Wally01: I lived (and skied) in Michigan for 5 years, and I've skied for over 20 years in Vermont. I've also spent significant time working outside in winter climates far colder than anything Michigan has to offer you, such as Central Asia and the Andean Plateau. Second, I do research on the biology you're posturing about. So I understand cold. Conclusion: The OP asked a very reasonable question. You felt the need to go macho. Only get your facts straight. Unless you like coming across as a cartoon.
Fact: Vermont's winters are significantly colder than your "real winter" in Michigan, by about 7 degrees average daily temp. It gets less snow but more wind, which means that corrected for wind chill, the differences are even larger. In fact, the Great Lakes buffering effects make Michigan's winters famously milder than bordering states to the west. Go do some construction work in Wisconsin or Minnesota and report back. And watch your fingers: When your core cools off, you lose coordination. Whether putting up roofs or skiing through trees.
Fact: People vary widely in both their subjective experience of cold, and their measured biological responses. These responses, in turn, are not voluntary. They are influenced by anatomical differences ranging from body architecture to vascular supply to limb vs trunk proportions. They are also related to each person's innate ability to acclimatize. Some of us can adjust to cold stress better than others, regardless of how hard we try or how we dress or how we eat. It also helps to have ancestors from a cold place.
The most famous example of this was the far higher rate of diagnosed cold injuries, including hypothermia, frostbite, and subsequent gangrene, to Black soldiers in the Korean War. Research showed that even after adjustment for their states of origin (more from the south) and time adjusting to the Korean winter, they were genetically more susceptible to cold injury.

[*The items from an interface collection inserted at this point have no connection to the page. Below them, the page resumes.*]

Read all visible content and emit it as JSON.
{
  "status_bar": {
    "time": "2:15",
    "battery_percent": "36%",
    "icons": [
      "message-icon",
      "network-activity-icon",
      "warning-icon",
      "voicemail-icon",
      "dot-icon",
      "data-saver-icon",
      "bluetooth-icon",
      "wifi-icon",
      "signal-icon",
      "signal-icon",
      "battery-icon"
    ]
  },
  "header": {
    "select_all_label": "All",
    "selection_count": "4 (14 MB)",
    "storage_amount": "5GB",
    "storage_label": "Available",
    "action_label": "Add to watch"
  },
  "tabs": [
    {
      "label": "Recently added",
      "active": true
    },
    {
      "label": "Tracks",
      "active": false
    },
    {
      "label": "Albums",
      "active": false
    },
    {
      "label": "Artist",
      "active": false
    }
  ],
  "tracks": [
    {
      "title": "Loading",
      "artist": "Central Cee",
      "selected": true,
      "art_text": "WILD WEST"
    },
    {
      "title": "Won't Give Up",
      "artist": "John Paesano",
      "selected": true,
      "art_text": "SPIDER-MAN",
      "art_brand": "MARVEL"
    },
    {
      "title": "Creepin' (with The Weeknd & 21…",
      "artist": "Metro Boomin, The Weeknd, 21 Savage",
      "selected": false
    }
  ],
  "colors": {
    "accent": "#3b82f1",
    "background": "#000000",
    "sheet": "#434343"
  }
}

Now unless you want to suggest here that our Black soldiers didn't have the same courage to tolerate discomfort as their White peers, you may want to rethink your entire argument. Cold discomfort is NOT about sucking it up, or about eating more fat, and it's more likely in Vermont than Michigan because Vermont is just flat colder...